TASK DATA -
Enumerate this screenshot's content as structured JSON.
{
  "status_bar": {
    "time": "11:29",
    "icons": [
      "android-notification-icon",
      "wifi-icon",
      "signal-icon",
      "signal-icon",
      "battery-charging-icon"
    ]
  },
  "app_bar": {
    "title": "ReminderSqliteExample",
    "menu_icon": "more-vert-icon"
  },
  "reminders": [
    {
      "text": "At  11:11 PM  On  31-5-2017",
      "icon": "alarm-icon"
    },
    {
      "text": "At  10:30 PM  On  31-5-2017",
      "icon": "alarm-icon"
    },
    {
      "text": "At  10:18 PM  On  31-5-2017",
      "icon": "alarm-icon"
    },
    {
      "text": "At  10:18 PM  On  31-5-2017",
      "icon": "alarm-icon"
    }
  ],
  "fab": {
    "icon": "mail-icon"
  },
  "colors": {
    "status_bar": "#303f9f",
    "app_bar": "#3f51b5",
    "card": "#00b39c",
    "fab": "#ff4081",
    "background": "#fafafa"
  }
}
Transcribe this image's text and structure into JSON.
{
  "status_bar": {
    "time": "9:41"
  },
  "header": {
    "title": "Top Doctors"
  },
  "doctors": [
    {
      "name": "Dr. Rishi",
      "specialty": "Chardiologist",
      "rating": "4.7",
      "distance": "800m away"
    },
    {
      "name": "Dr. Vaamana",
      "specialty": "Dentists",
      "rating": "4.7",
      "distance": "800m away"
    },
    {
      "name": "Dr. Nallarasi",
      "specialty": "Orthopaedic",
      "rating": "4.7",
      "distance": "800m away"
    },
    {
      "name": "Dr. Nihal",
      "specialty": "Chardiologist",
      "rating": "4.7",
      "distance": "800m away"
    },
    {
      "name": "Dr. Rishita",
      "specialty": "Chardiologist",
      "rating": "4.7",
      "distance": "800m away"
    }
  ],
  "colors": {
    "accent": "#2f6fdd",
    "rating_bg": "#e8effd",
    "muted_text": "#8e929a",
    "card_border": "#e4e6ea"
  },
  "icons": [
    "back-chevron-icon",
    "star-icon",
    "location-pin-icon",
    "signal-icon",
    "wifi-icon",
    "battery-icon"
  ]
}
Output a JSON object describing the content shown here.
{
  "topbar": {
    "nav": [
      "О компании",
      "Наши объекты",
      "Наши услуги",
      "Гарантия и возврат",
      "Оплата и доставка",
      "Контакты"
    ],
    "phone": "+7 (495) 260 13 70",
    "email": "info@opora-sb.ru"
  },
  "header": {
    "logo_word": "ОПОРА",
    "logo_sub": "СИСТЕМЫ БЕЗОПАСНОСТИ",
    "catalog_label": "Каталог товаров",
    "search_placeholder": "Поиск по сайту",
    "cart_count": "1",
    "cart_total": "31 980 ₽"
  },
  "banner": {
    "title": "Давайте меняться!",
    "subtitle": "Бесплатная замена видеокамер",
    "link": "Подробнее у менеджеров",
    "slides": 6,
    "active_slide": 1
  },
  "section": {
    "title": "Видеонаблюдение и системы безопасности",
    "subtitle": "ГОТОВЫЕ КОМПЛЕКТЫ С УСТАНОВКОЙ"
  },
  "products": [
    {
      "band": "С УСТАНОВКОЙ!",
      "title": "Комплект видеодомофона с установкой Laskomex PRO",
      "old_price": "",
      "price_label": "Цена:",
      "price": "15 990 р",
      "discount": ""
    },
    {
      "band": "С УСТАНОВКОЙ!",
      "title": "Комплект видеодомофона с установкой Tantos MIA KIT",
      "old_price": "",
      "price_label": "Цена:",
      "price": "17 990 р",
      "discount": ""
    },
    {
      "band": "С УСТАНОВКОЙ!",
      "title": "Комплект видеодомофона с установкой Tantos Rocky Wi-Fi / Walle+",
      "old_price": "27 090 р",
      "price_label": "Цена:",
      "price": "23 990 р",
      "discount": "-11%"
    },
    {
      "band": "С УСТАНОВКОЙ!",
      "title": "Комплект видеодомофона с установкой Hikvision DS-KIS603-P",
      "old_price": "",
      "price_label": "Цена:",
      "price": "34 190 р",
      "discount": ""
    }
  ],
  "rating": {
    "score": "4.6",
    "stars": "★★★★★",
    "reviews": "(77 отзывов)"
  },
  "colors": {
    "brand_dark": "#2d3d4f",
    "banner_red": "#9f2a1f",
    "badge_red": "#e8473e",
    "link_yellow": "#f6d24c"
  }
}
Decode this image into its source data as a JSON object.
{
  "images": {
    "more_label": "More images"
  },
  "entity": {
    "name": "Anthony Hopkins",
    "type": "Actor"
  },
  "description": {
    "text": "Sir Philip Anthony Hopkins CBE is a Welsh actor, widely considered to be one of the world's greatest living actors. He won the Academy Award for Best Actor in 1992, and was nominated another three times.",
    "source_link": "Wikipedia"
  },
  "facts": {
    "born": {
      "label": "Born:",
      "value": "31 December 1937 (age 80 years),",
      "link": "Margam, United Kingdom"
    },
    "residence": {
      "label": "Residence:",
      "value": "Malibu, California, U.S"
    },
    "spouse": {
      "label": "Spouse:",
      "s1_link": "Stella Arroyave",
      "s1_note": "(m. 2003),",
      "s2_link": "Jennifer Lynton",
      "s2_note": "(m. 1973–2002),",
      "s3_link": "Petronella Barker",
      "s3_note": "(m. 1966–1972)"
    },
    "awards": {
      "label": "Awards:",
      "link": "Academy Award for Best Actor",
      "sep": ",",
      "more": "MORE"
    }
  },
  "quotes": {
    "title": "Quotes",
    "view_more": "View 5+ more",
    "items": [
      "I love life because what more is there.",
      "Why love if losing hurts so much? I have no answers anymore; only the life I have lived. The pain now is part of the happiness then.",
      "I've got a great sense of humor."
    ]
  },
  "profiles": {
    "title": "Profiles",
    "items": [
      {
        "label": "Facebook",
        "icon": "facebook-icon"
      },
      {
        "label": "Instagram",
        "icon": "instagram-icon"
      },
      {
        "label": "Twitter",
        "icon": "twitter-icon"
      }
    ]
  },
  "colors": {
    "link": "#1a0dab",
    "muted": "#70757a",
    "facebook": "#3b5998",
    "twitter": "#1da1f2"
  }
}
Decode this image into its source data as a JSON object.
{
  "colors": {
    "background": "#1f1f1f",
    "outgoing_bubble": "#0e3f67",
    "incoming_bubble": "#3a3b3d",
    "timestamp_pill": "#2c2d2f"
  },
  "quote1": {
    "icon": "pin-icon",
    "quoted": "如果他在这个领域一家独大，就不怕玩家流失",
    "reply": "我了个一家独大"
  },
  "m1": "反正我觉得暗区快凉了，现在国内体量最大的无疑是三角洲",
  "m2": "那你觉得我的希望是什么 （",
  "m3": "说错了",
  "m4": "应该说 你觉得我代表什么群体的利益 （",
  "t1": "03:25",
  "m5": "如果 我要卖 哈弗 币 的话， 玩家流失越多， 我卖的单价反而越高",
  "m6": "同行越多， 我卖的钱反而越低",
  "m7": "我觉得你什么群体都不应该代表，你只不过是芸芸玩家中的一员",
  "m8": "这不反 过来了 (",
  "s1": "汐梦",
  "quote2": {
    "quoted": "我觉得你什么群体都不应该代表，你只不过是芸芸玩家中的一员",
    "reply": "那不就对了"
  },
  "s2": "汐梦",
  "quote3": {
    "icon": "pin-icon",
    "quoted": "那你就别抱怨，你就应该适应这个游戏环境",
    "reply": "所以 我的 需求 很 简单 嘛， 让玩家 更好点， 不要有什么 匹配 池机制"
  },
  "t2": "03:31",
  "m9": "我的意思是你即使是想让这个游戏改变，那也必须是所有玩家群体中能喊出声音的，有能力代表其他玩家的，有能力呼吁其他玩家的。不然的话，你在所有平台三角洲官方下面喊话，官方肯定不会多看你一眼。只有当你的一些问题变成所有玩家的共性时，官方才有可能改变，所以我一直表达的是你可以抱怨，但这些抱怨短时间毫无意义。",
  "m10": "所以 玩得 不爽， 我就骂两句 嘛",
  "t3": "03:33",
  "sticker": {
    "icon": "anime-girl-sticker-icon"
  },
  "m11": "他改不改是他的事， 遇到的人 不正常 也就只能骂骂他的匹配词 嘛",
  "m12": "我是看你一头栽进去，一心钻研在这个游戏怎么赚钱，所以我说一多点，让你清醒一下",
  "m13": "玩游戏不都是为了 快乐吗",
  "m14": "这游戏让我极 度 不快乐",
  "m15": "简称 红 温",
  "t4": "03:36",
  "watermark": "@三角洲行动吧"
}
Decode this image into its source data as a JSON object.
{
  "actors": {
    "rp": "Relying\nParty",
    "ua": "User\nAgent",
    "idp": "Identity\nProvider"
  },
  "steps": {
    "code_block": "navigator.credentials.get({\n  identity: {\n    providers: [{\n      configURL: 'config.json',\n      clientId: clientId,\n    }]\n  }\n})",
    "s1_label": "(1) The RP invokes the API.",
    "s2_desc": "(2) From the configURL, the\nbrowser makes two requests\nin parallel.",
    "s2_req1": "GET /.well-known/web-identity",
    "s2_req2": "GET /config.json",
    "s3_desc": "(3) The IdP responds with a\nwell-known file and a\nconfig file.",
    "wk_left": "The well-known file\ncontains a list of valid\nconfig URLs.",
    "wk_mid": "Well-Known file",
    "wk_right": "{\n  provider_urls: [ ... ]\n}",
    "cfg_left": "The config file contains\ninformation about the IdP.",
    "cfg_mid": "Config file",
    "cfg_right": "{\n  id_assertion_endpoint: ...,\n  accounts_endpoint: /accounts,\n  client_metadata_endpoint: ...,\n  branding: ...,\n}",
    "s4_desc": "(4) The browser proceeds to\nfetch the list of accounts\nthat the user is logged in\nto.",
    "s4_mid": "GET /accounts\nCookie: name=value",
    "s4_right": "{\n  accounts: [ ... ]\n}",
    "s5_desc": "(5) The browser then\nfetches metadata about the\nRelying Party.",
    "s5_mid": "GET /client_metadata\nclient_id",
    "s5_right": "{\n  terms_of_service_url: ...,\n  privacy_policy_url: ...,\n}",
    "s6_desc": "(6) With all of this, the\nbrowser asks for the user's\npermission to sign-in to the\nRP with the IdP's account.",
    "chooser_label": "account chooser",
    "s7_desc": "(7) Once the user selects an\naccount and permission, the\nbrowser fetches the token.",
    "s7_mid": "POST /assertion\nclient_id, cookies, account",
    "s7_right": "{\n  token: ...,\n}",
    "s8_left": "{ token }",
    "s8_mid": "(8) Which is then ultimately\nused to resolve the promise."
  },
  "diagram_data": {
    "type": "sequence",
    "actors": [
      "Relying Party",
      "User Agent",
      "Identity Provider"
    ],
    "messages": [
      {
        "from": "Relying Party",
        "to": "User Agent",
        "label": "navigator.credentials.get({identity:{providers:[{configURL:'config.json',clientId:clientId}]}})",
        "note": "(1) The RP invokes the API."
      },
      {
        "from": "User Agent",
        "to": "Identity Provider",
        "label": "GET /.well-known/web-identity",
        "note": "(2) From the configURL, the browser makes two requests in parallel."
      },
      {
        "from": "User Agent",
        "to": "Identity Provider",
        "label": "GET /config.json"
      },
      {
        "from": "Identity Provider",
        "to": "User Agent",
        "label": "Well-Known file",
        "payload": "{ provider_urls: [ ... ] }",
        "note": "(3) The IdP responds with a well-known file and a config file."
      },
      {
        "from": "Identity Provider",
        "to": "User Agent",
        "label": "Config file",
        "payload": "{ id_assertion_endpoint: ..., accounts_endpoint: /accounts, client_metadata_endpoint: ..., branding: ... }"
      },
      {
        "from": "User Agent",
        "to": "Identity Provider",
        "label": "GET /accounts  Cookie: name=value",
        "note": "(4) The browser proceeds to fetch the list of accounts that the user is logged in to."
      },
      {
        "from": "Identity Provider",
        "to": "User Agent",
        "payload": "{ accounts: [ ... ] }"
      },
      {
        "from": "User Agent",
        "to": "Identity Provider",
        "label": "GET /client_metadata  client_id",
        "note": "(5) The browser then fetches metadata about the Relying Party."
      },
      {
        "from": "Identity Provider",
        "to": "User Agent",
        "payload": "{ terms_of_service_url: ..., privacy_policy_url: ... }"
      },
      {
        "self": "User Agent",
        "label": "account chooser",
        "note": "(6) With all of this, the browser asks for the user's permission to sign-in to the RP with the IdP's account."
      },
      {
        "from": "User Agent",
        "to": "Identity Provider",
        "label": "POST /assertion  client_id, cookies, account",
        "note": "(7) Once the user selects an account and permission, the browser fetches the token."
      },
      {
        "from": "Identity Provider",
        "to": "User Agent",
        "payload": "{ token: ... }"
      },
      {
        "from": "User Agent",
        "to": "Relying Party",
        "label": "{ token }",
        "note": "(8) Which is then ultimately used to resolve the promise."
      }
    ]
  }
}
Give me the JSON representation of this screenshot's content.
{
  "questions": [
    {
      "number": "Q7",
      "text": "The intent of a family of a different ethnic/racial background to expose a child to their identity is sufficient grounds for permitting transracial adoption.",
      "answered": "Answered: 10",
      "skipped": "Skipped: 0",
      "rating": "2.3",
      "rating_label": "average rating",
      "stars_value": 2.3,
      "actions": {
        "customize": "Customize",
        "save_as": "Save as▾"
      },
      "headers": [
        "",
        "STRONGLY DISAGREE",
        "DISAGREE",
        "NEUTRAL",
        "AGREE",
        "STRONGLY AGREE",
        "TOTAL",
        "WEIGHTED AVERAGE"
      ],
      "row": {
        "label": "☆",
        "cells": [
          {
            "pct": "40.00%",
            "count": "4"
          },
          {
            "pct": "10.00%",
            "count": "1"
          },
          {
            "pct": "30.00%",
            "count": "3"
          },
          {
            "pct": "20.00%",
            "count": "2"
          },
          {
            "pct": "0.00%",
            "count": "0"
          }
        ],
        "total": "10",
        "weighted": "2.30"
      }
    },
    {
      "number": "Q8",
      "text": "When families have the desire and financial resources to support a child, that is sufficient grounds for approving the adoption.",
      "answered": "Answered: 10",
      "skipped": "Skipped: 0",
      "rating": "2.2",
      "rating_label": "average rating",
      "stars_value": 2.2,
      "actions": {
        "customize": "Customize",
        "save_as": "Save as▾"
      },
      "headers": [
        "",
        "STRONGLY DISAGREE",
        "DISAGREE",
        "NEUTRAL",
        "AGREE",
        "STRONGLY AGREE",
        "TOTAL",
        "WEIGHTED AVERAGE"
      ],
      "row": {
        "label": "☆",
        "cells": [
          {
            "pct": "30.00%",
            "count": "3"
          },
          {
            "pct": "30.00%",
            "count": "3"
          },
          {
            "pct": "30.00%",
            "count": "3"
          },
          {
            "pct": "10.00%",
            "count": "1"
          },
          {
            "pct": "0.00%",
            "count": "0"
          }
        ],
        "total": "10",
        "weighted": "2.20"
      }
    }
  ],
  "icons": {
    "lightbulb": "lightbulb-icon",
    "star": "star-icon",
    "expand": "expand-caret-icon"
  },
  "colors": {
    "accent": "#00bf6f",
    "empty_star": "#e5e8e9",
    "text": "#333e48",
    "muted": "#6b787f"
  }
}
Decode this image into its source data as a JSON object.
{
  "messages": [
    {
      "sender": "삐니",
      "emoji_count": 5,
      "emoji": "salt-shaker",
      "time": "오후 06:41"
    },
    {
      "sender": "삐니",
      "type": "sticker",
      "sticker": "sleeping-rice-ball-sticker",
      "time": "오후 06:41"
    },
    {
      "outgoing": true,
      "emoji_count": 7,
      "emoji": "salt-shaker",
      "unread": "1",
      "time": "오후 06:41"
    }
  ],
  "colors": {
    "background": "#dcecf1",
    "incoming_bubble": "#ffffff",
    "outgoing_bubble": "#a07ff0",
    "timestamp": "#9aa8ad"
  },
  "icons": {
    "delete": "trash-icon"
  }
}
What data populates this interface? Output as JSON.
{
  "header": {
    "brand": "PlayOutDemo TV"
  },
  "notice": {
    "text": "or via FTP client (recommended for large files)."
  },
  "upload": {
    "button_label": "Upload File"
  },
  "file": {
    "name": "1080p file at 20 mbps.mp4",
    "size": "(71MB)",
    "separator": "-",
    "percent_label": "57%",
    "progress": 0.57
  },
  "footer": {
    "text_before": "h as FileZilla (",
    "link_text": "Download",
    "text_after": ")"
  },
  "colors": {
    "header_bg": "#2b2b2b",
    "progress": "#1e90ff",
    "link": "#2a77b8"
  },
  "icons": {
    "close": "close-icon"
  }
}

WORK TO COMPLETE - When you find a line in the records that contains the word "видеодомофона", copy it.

OUTPUT FOR THIS TASK -
      "title": "Комплект видеодомофона с установкой Laskomex PRO",
      "title": "Комплект видеодомофона с установкой Tantos MIA KIT",
      "title": "Комплект видеодомофона с установкой Tantos Rocky Wi-Fi / Walle+",
      "title": "Комплект видеодомофона с установкой Hikvision DS-KIS603-P",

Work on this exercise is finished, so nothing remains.